In this retrospective analysis, RFA was performed in 1,133 consecutive patients (mean age, 61 ± 10 years) with paroxysmal (550) or persistent AF (583). Patients were grouped based on the INR on the day of RFA. A multivariate logistic regression analysis was performed to determine the relationship between INR and complications. From the regression analysis, a quadratic model was developed and applied for the binary outcomes of bleeding complications.


There was a quadratic relationship between the INR and bleeding and vascular complications (p < 0.001). Complications were less prevalent when INR was ≥2.0 and ≤3.0 (5% [31/572]), than when INR was <2.0 (10% [49/485], p = 0.004) and >3.0 (12% [9/76], p = 0.03). The prevalence of pericardial tamponade (1%) was similar at all INRs. From the quadratic model, the optimal range of INR was calculated as 2.1-2.5. INRs <2.0 and >3.0 were associated with a >2-fold increase in complications, with a further steep rise beyond an INR >3.5. Concomitant clopidogrel use was associated with a significant increase in complications at all INRs (odds ratio, 3.1 ± 95% confidence interval, 1.4-7.4). Unfractionated heparin requirements to maintain a therapeutic activated clotting time (ACT) during RFA was reduced by 50% in patients with an INR >2.0.

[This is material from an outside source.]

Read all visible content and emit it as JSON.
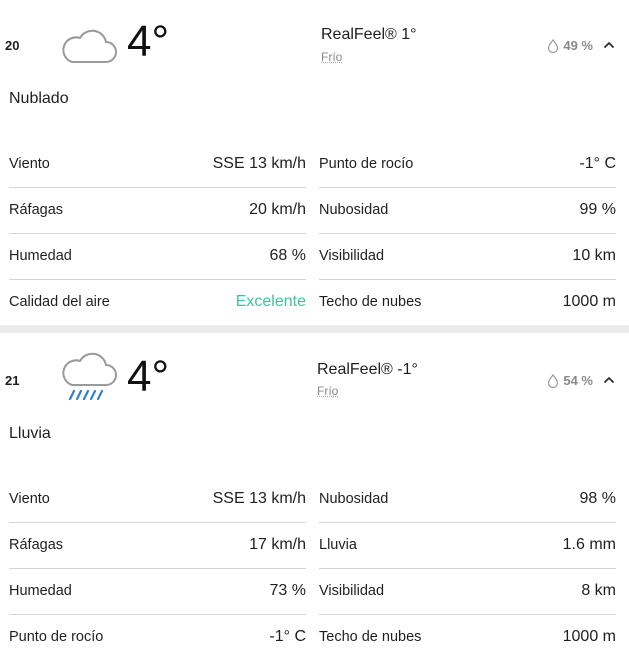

The authors concluded that the optimal INR range during uninterrupted periprocedural anticoagulation using warfarin is narrow.


This study found that there is a quadratic relationship between the preprocedural INR and the risk of complications during RFA of AF. The risk of bleeding and thromboembolic complications is higher when the INR is subtherapeutic (<2), and the risk of bleeding complications is higher when the INR is >3, with a further steep increase in risk at INRs >3.5. Furthermore, clopidogrel use was an independent predictor of bleeding complications at all INRs. To minimize the risk of bleeding complications, it may be helpful to start monitoring INR earlier and more frequently before the procedure to achieve steady-state, stable INR values within the desired range. Additional studies are indicated to determine whether the use of new anticoagulants such as dabigatran or rivaroxaban will be safer than uninterrupted warfarin during RFA of AF.


Debabrata Mukherjee, MD, F.A.C.C. (Disclosure)


Arrhythmias, Cardiac Rhythm Management, Afib, Anticoagulation Management